▶ **TASK INSTRUCTIONS**
Exactly reproduce each entry, leaving out nothing.

[Web page and app entries]

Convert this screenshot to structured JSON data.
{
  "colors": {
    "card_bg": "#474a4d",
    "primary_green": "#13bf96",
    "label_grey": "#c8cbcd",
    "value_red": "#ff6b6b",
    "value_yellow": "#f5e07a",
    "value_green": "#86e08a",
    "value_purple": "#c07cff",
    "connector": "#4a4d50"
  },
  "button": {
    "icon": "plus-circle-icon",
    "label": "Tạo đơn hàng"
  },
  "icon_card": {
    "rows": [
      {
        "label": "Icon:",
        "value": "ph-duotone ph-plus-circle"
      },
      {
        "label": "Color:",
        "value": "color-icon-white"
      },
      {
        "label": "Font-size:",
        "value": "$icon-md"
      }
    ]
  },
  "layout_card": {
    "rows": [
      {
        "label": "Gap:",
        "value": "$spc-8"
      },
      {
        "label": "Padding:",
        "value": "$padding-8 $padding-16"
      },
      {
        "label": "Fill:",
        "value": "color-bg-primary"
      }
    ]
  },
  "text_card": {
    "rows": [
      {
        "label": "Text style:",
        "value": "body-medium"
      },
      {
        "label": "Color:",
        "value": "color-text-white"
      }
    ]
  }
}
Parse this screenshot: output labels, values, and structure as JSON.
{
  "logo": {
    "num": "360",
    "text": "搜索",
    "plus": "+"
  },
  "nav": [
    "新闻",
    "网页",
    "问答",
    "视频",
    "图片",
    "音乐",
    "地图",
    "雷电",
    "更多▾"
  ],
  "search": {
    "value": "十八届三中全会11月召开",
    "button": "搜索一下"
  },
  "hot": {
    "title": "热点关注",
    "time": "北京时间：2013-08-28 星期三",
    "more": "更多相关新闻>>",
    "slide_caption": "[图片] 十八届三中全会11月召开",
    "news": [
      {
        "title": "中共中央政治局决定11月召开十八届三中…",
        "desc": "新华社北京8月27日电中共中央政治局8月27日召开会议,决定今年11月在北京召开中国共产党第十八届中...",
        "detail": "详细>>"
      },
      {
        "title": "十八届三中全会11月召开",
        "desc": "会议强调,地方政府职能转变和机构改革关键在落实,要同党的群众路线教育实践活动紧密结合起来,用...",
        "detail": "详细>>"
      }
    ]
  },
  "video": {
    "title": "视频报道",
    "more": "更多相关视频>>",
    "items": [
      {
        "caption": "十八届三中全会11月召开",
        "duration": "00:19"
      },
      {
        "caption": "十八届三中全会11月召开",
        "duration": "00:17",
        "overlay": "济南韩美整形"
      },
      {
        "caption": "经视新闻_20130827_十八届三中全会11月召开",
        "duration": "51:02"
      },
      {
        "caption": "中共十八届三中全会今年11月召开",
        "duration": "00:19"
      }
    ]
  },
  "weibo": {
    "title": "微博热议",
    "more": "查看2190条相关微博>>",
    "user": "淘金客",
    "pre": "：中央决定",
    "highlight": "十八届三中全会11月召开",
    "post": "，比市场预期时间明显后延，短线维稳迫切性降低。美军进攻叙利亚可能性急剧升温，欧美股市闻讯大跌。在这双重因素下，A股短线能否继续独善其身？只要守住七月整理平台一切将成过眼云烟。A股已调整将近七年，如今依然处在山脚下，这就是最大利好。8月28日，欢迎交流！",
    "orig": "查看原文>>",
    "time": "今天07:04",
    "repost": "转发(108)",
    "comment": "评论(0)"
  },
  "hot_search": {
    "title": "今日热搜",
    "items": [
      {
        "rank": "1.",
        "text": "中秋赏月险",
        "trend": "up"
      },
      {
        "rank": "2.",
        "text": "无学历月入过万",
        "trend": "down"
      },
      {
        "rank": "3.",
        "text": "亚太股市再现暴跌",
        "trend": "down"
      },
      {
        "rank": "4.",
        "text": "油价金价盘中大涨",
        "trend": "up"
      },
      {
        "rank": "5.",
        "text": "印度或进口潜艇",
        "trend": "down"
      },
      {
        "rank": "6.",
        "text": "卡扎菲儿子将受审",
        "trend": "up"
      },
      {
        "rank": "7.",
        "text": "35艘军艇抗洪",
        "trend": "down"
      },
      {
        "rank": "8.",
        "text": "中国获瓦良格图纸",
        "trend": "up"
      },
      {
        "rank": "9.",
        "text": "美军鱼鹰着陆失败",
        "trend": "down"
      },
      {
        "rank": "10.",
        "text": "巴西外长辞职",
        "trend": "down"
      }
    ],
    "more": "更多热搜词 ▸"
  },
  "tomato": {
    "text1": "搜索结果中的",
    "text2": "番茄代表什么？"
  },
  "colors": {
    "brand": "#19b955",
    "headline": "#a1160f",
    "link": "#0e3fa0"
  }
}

▶ **WRITTEN SOLUTION**
Convert this screenshot to structured JSON data.
{
  "colors": {
    "card_bg": "#474a4d",
    "primary_green": "#13bf96",
    "label_grey": "#c8cbcd",
    "value_red": "#ff6b6b",
    "value_yellow": "#f5e07a",
    "value_green": "#86e08a",
    "value_purple": "#c07cff",
    "connector": "#4a4d50"
  },
  "button": {
    "icon": "plus-circle-icon",
    "label": "Tạo đơn hàng"
  },
  "icon_card": {
    "rows": [
      {
        "label": "Icon:",
        "value": "ph-duotone ph-plus-circle"
      },
      {
        "label": "Color:",
        "value": "color-icon-white"
      },
      {
        "label": "Font-size:",
        "value": "$icon-md"
      }
    ]
  },
  "layout_card": {
    "rows": [
      {
        "label": "Gap:",
        "value": "$spc-8"
      },
      {
        "label": "Padding:",
        "value": "$padding-8 $padding-16"
      },
      {
        "label": "Fill:",
        "value": "color-bg-primary"
      }
    ]
  },
  "text_card": {
    "rows": [
      {
        "label": "Text style:",
        "value": "body-medium"
      },
      {
        "label": "Color:",
        "value": "color-text-white"
      }
    ]
  }
}
Parse this screenshot: output labels, values, and structure as JSON.
{
  "logo": {
    "num": "360",
    "text": "搜索",
    "plus": "+"
  },
  "nav": [
    "新闻",
    "网页",
    "问答",
    "视频",
    "图片",
    "音乐",
    "地图",
    "雷电",
    "更多▾"
  ],
  "search": {
    "value": "十八届三中全会11月召开",
    "button": "搜索一下"
  },
  "hot": {
    "title": "热点关注",
    "time": "北京时间：2013-08-28 星期三",
    "more": "更多相关新闻>>",
    "slide_caption": "[图片] 十八届三中全会11月召开",
    "news": [
      {
        "title": "中共中央政治局决定11月召开十八届三中…",
        "desc": "新华社北京8月27日电中共中央政治局8月27日召开会议,决定今年11月在北京召开中国共产党第十八届中...",
        "detail": "详细>>"
      },
      {
        "title": "十八届三中全会11月召开",
        "desc": "会议强调,地方政府职能转变和机构改革关键在落实,要同党的群众路线教育实践活动紧密结合起来,用...",
        "detail": "详细>>"
      }
    ]
  },
  "video": {
    "title": "视频报道",
    "more": "更多相关视频>>",
    "items": [
      {
        "caption": "十八届三中全会11月召开",
        "duration": "00:19"
      },
      {
        "caption": "十八届三中全会11月召开",
        "duration": "00:17",
        "overlay": "济南韩美整形"
      },
      {
        "caption": "经视新闻_20130827_十八届三中全会11月召开",
        "duration": "51:02"
      },
      {
        "caption": "中共十八届三中全会今年11月召开",
        "duration": "00:19"
      }
    ]
  },
  "weibo": {
    "title": "微博热议",
    "more": "查看2190条相关微博>>",
    "user": "淘金客",
    "pre": "：中央决定",
    "highlight": "十八届三中全会11月召开",
    "post": "，比市场预期时间明显后延，短线维稳迫切性降低。美军进攻叙利亚可能性急剧升温，欧美股市闻讯大跌。在这双重因素下，A股短线能否继续独善其身？只要守住七月整理平台一切将成过眼云烟。A股已调整将近七年，如今依然处在山脚下，这就是最大利好。8月28日，欢迎交流！",
    "orig": "查看原文>>",
    "time": "今天07:04",
    "repost": "转发(108)",
    "comment": "评论(0)"
  },
  "hot_search": {
    "title": "今日热搜",
    "items": [
      {
        "rank": "1.",
        "text": "中秋赏月险",
        "trend": "up"
      },
      {
        "rank": "2.",
        "text": "无学历月入过万",
        "trend": "down"
      },
      {
        "rank": "3.",
        "text": "亚太股市再现暴跌",
        "trend": "down"
      },
      {
        "rank": "4.",
        "text": "油价金价盘中大涨",
        "trend": "up"
      },
      {
        "rank": "5.",
        "text": "印度或进口潜艇",
        "trend": "down"
      },
      {
        "rank": "6.",
        "text": "卡扎菲儿子将受审",
        "trend": "up"
      },
      {
        "rank": "7.",
        "text": "35艘军艇抗洪",
        "trend": "down"
      },
      {
        "rank": "8.",
        "text": "中国获瓦良格图纸",
        "trend": "up"
      },
      {
        "rank": "9.",
        "text": "美军鱼鹰着陆失败",
        "trend": "down"
      },
      {
        "rank": "10.",
        "text": "巴西外长辞职",
        "trend": "down"
      }
    ],
    "more": "更多热搜词 ▸"
  },
  "tomato": {
    "text1": "搜索结果中的",
    "text2": "番茄代表什么？"
  },
  "colors": {
    "brand": "#19b955",
    "headline": "#a1160f",
    "link": "#0e3fa0"
  }
}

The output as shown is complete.